How Your Contractor Can Help with More than Your Pavement
No one can predict when a natural disaster or some other type of man-made emergency might occur, but having a relationship with a paving and pavement maintenance contractor can be beneficial in those unexpected circumstances. That’s because in the aftermath of emergency situations the contractor can utilize his fleet, his expertise – and his labor – to provide emergency services to help you out.
Following hurricanes, tornadoes or floods, for example, one of the biggest problems is debris cleanup as lumber, trees, and just about anything else you can imagine might have found its way to your property. And before you again invite your tenants into their stores or the public onto your property it’s essential that you clean it of debris that is not only unsightly but which can be a safety issue.
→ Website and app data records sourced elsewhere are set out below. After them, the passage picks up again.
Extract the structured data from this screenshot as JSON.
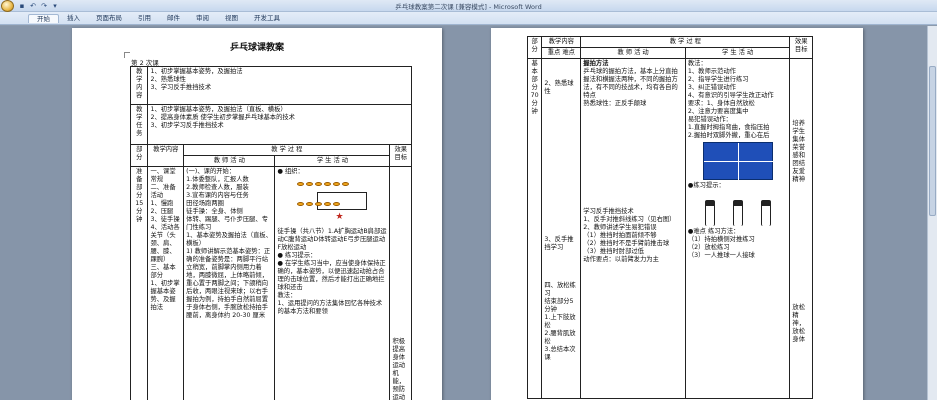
{
  "window": {
    "title": "乒乓球教案第二次课 [兼容模式] - Microsoft Word"
  },
  "ribbon": {
    "tabs": [
      "开始",
      "插入",
      "页面布局",
      "引用",
      "邮件",
      "审阅",
      "视图",
      "开发工具"
    ]
  },
  "left_page": {
    "title": "乒乓球课教案",
    "period": "第 2 次课",
    "content_label": "教学内容",
    "content_items": [
      "1、初步掌握基本姿势，及握拍法",
      "2、熟悉球性",
      "3、学习反手推挡技术"
    ],
    "task_label": "教学任务",
    "task_items": [
      "1、初步掌握基本姿势，及握拍法（直板、横板）",
      "2、提高身体素质 使学生初步掌握乒乓球基本的技术",
      "3、初步学习反手推挡技术"
    ],
    "part_label": "部分",
    "teach_content_label": "教学内容",
    "process_label": "教 学 过 程",
    "teacher_label": "教 师 活 动",
    "student_label": "学 生 活 动",
    "effect_label": "效果目标",
    "prep_part": "准备部分15分钟",
    "prep_items": [
      "一、课堂常规",
      "二、准备活动",
      "1、慢跑",
      "2、压腿",
      "3、徒手操",
      "4、活动各关节（头颈、肩、腰、膝、踝腕）",
      "三、基本部分",
      "1、初步掌握基本姿势、及握拍法"
    ],
    "teacher_items": [
      "(一)、课的开始：",
      "1.体委整队，汇报人数",
      "2.教师检查人数，服装",
      "3.宣布课的内容与任务",
      "田径场跑两圈",
      "徒手操：全身、体侧",
      "体转、踢腿、弓仆步压腿、专门性练习",
      "1、基本姿势及握拍法（直板、横板）",
      "1) 教师讲解示范基本姿势：正确的准备姿势是：两脚平行站立稍宽，前脚掌内侧用力着地，两膝微屈，上体略前倾，重心置于两脚之间；下颌稍向后收，两眼注视来球；以右手握拍为例，持拍手自然前屈置于身体右侧，手腕放松持拍手腰前，离身体约 20-30 厘米"
    ],
    "student_items": [
      "● 组织：",
      "徒手操（共八节）1.A扩胸运动B肩部运动C腹背运动D体转运动E弓步压腿运动F放松运动",
      "● 练习提示：",
      "● 在学生练习当中，应当使身体保持正确的，基本姿势，以便迅速起动抢占合理的击球位置，然后才能打出正确地拦球和还击",
      "教法：",
      "1、运用提问的方法集体回忆各种技术的基本方法和要领"
    ],
    "effect_items": [
      "积极提高身体运动机能，预防运动伤病"
    ]
  },
  "right_page": {
    "part_label": "部分",
    "teach_content_label": "教学内容",
    "key_label": "重点 难点",
    "process_label": "教 学 过 程",
    "teacher_label": "教 师 活 动",
    "student_label": "学 生 活 动",
    "effect_label": "效果目标",
    "base_part": "基本部分70分钟",
    "content_items": [
      "2、熟悉球性",
      "3、反手推挡学习",
      "四、放松练习",
      "结束部分5分钟",
      "1.上下肢放松",
      "2.腰背肌放松",
      "3.总结本次课"
    ],
    "teacher_items": [
      "握拍方法",
      "乒乓球的握拍方法，基本上分直拍握法和横握法两种，不同的握拍方法，有不同的技战术，均有各自的特点",
      "熟悉球性：正反手颠球",
      "学习反手推挡技术",
      "1、反手对推斜线练习（见右图）",
      "2、教师讲述学生易犯错误",
      "（1）推挡时拍面前倾不够",
      "（2）推挡时不是手臂前推击球",
      "（3）推挡时肘部过低",
      "动作要点：以前臂发力为主"
    ],
    "student_items": [
      "教法：",
      "1、教师示范动作",
      "2、指导学生进行练习",
      "3、纠正错误动作",
      "4、有意识的引导学生改正动作",
      "要求：1、身体自然放松",
      "2、注意力要高度集中",
      "易犯错误动作：",
      "1.直握时拇指弯曲，食指压拍",
      "2.握拍时双脚外撇，重心在后",
      "●练习提示：",
      "●难点 练习方法：",
      "（1）持拍横侧对推练习",
      "（2）放松练习",
      "（3）一人推球一人接球"
    ],
    "effect_items": [
      "培养学生集体荣誉感和团结友爱精神",
      "放松精神，放松身体"
    ]
  }
}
Your contractor can be your emergency relief valve in such situations. Not only does he have the workforce to get all sorts of jobs done, but those workers are familiar with working outdoors, they’re conditioned for physical work, and they are skilled in the equipment you’re going to need.
And the contractor has that equipment, including:
- Pickup Trucks – Essential to haul workers from one place to another on roads (or, depending on the disaster, off roads). These vehicles can carry not only workers they can carry tools, small equipment, supplies, generators and more.
- Dump Trucks – Depending on the scale of the event, there could be so much debris that you’ll want it removed from your property.
- Skid Steer Loaders – This piece of equipment is the Swiss Army Knife of construction equipment. Not only can it traverse just about any area, it’s highly maneuverable. In the hands of a skilled operator skid steers can accomplish just about anything in the field. And skid steers have a powerful hydraulic system that enables them to use a variety of attachments from pavement saws to rakes, sweepers, pavement breakers and cold planers – making them possibly the single most-important and adaptable piece of equipment on any fleet. If your contractor has a skid steer (or two) in his fleet, you’re in good hands.
- Bulldozer – These are valuable pieces of equipment that can be used to carry debris to a central location on your property and pick it up into the dump trucks.
- Sweeper – Not all contractors own a sweeping truck, but they at least work with a sweeper subcontractor they can rely on. And while sweeping is one of the last cleanup steps your property will need, it’s an essential step to make sure the pavement is free of glass, nails, sharp metal and other objects that could damage vehicles, tires or be a safety hazard to pedestrians.
It’s also important to note that once you have engaged a contractor to remove debris from your property, he needs a place to put it. A public agency might have secured a site to accept debris and the contractor can haul debris there. If that’s not the case, contractors know where the dumps are and probably have a line of credit with them. Another option, at least temporarily, is to remove the debris to the contractor’s yard where he can parcel it out to dumps steadily – but get it off your property immediately.
Repairs Are Next
Once the debris has been removed, you might need to make repairs. It’s good to work with a full-service contractor who offers paving, striping, sealcoating, patching, and signage – pretty much everything a parking lot needs – because he’ll have the expertise to assess damage and present repair options in all areas. If you are working with such a contractor his team can solve all the disaster-created problems from pavement repairs to restriping.
So as soon as the debris is gone you’ll need to conduct an evaluation of your parking lot. You can do this yourself but it’s probably best to have the contractor evaluate the property and then present a proposal. (If you prefer to walk the site with the contractor on his initial visit, go ahead. Any contractor worth his salt will appreciate your involvement.) Either way, once you have the proposal in hand, walk the property with the contractor and ask any questions you like.
Pavement damage might be structural and could easily require extensive repairs; other damage might be purely cosmetic. A full-service contractor, expert in a broad range of services, can explain the damage to you and help you prioritize the repairs you should make.
Clearly the first repairs should be safety related. This means any uneven pavement, broken concrete, exposed rebar, potholes or anything that could be a trip hazard, damage a tire or cause a driver to have an accident.
But after safety repairs have been made your contractor can help you determine which other repairs need to be made soon – and which can wait. If you have short- and long-term plans for the property make sure to let the contractor know as that could influence the priority of repair.